And by the looks of it, I wasn’t the only one to feel this way. Google’s current lawsuit stems from angry users who suddenly found their contact lists made available due to Buzz. You can view the terms of the settlement here:
In a time when companies are thirsting after web interactivity and web 3.0+, privacy issues are ablaze. And when you figure in the economic and editorial impact such services play in today’s journalism industry, it’s no small matter.
Leave it to Google to reap the cost without the benefits. On the social front, anyways.
September 6, 2010 § 1 Comment
“The future of social media in journalism will see the death of ‘social media’.”
Personally, the idea of the near-total annihilation of twitter would be akin to when the Wicked Witch of the West evaporates into thin air. It would be perfectly fine to me if social media were to no longer rule the Kingdom of the Web–leaving behind only a Facebook graveyard in its demise.
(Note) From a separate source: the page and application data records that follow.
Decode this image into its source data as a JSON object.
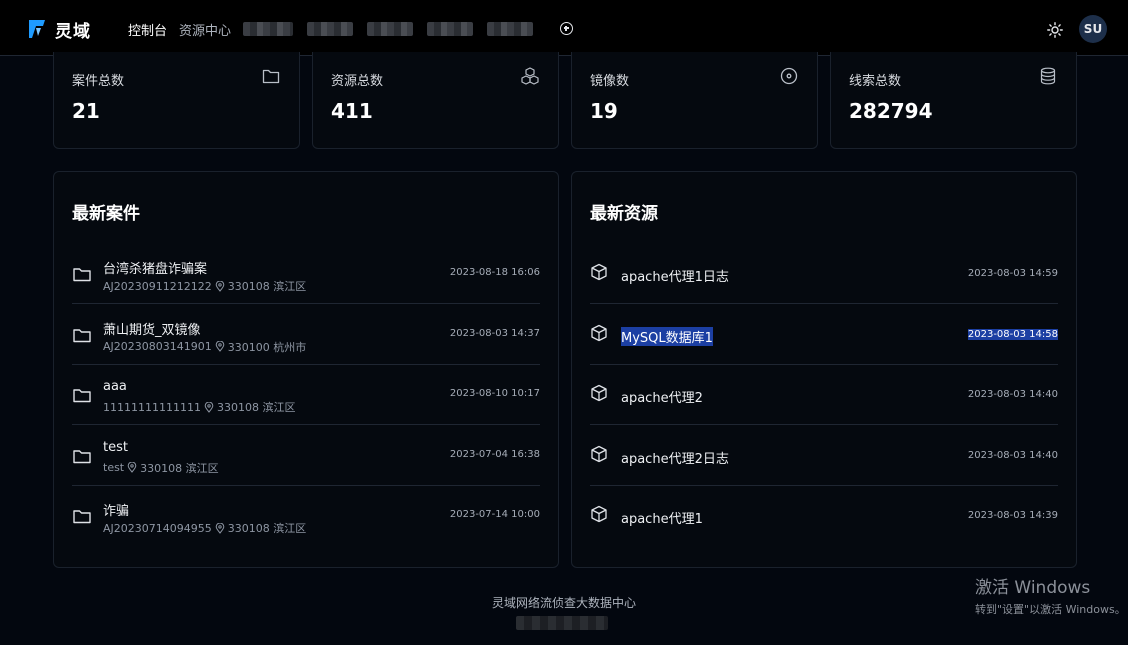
{
  "app": {
    "name": "灵域",
    "accent": "#1e9bff"
  },
  "nav": {
    "dashboard": "控制台",
    "resources": "资源中心"
  },
  "header": {
    "avatar_initials": "SU",
    "theme_icon": "sun-icon",
    "add_icon": "plus-circle-icon"
  },
  "stats": [
    {
      "label": "案件总数",
      "value": "21",
      "icon": "folder-icon"
    },
    {
      "label": "资源总数",
      "value": "411",
      "icon": "cubes-icon"
    },
    {
      "label": "镜像数",
      "value": "19",
      "icon": "disc-icon"
    },
    {
      "label": "线索总数",
      "value": "282794",
      "icon": "database-icon"
    }
  ],
  "cases": {
    "title": "最新案件",
    "items": [
      {
        "name": "台湾杀猪盘诈骗案",
        "id": "AJ20230911212122",
        "region": "330108 滨江区",
        "time": "2023-08-18 16:06"
      },
      {
        "name": "萧山期货_双镜像",
        "id": "AJ20230803141901",
        "region": "330100 杭州市",
        "time": "2023-08-03 14:37"
      },
      {
        "name": "aaa",
        "id": "11111111111111",
        "region": "330108 滨江区",
        "time": "2023-08-10 10:17"
      },
      {
        "name": "test",
        "id": "test",
        "region": "330108 滨江区",
        "time": "2023-07-04 16:38"
      },
      {
        "name": "诈骗",
        "id": "AJ20230714094955",
        "region": "330108 滨江区",
        "time": "2023-07-14 10:00"
      }
    ]
  },
  "resources": {
    "title": "最新资源",
    "items": [
      {
        "name": "apache代理1日志",
        "time": "2023-08-03 14:59",
        "selected": false
      },
      {
        "name": "MySQL数据库1",
        "time": "2023-08-03 14:58",
        "selected": true
      },
      {
        "name": "apache代理2",
        "time": "2023-08-03 14:40",
        "selected": false
      },
      {
        "name": "apache代理2日志",
        "time": "2023-08-03 14:40",
        "selected": false
      },
      {
        "name": "apache代理1",
        "time": "2023-08-03 14:39",
        "selected": false
      }
    ]
  },
  "footer": {
    "text": "灵域网络流侦查大数据中心"
  },
  "watermark": {
    "title": "激活 Windows",
    "subtitle": "转到\"设置\"以激活 Windows。"
  }
}
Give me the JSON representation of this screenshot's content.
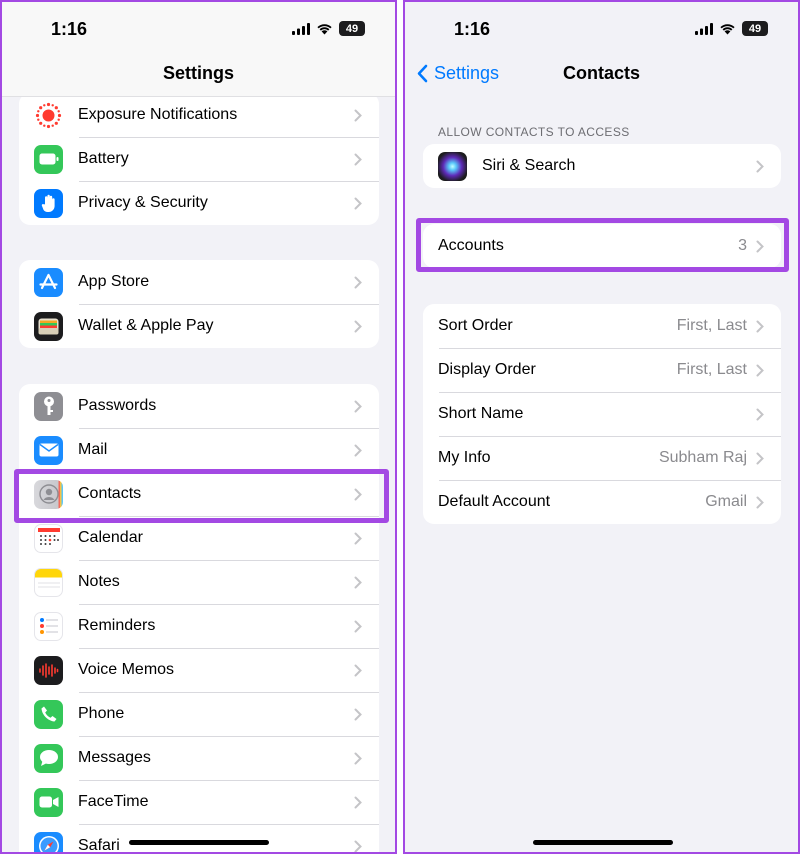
{
  "left": {
    "status": {
      "time": "1:16",
      "battery": "49"
    },
    "title": "Settings",
    "groups": [
      {
        "items": [
          {
            "label": "Exposure Notifications",
            "icon": "exposure-notifications-icon"
          },
          {
            "label": "Battery",
            "icon": "battery-icon",
            "color": "#34c759"
          },
          {
            "label": "Privacy & Security",
            "icon": "hand-icon",
            "color": "#007aff"
          }
        ]
      },
      {
        "items": [
          {
            "label": "App Store",
            "icon": "app-store-icon",
            "color": "#1a8cff"
          },
          {
            "label": "Wallet & Apple Pay",
            "icon": "wallet-icon",
            "color": "#1c1c1e"
          }
        ]
      },
      {
        "items": [
          {
            "label": "Passwords",
            "icon": "key-icon",
            "color": "#8e8e93"
          },
          {
            "label": "Mail",
            "icon": "mail-icon",
            "color": "#1a8cff"
          },
          {
            "label": "Contacts",
            "icon": "contacts-icon",
            "color": "#c7c7cc"
          },
          {
            "label": "Calendar",
            "icon": "calendar-icon",
            "color": "#ffffff"
          },
          {
            "label": "Notes",
            "icon": "notes-icon",
            "color": "#ffd60a"
          },
          {
            "label": "Reminders",
            "icon": "reminders-icon",
            "color": "#ffffff"
          },
          {
            "label": "Voice Memos",
            "icon": "voice-memos-icon",
            "color": "#1c1c1e"
          },
          {
            "label": "Phone",
            "icon": "phone-icon",
            "color": "#34c759"
          },
          {
            "label": "Messages",
            "icon": "messages-icon",
            "color": "#34c759"
          },
          {
            "label": "FaceTime",
            "icon": "facetime-icon",
            "color": "#34c759"
          },
          {
            "label": "Safari",
            "icon": "safari-icon",
            "color": "#1a8cff"
          }
        ]
      }
    ]
  },
  "right": {
    "status": {
      "time": "1:16",
      "battery": "49"
    },
    "back_label": "Settings",
    "title": "Contacts",
    "section_header": "ALLOW CONTACTS TO ACCESS",
    "siri": {
      "label": "Siri & Search",
      "icon": "siri-icon"
    },
    "accounts": {
      "label": "Accounts",
      "detail": "3"
    },
    "prefs": [
      {
        "label": "Sort Order",
        "detail": "First, Last"
      },
      {
        "label": "Display Order",
        "detail": "First, Last"
      },
      {
        "label": "Short Name",
        "detail": ""
      },
      {
        "label": "My Info",
        "detail": "Subham Raj"
      },
      {
        "label": "Default Account",
        "detail": "Gmail"
      }
    ]
  },
  "colors": {
    "highlight": "#a349e3",
    "link": "#007aff",
    "background": "#f2f2f7"
  }
}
While I admit to being somewhat of an avid Facebook-er, the idea of tweets included alongside my morning broadcast is equivalent to adding a pound of sugar to Fruity Pebbles. It’s both way too sugary and way too early. (Though, I’ll admit to being a fan of former Alaskan Governor Sarah Palin’s tweets–it’s like my morning coffee: chock-full-of-gaffes.)
Of course if one were to continue reading the article you’d notice that Lavrusik is actually writing about the exact opposite: that is, the full integration of social media into journalism. Thus, the concept of “social media” would no longer apply as it would simply be a living, breathing, tweeting, thread of the fabric of news.
While a traditionalist-cynic like me finds the idea absolutely cringe-worthy, the guy has a point.
As traditional forms of journalism–print publications, broadcast, radio–struggle to stay afloat on their decrepid, sinking business models based on dried-up ad revenue streams, online journalism continues to sail forward.
While the industry buzz word last year might have been “social media,” this year’s buzz word might be “hyperlocal.” News 12 on Long Island embraces the term on broadcast graphics and websites like Patch.com, which utilize a Craigslist-esque approach to the news, are one of the few places that are readily hiring.
Even the “big dogs” of the industry can’t resist the allure of the number of hits that locality fostered by social media brings. The New York Times, The Financial Times, and virtually every major broadcast network has a twitter. And even the industry sweethearts like ProPublica, which uses public funding to pay for its Pulitzer award-winning investigative pieces, are reaping the benefits of going beyond simply being on the Web.
Unlike my doom and gloom, Lavrusik appears more optimistic about the shift, saying that the integration of social media into journalism will actually integrate journalists into the communities in which they write and report on. Elements of Journalism, anyone?
One of the fundamental elements of journalism, according to Kovach and Rosensthiel, is loyalty to the public. In other words: Thou shall provide the public with all they need to know to make their own decisions. It may also refer to: Thou shalt not isolate yourself from the very public you’re suppose to work for.
Is Lavrusik right? Could social media actually be the bridge that gaps the distance between the lonely reporters perched on their islands and the constituencies that they purport to serve?
It very well could be, but for now, it’s a shaky one.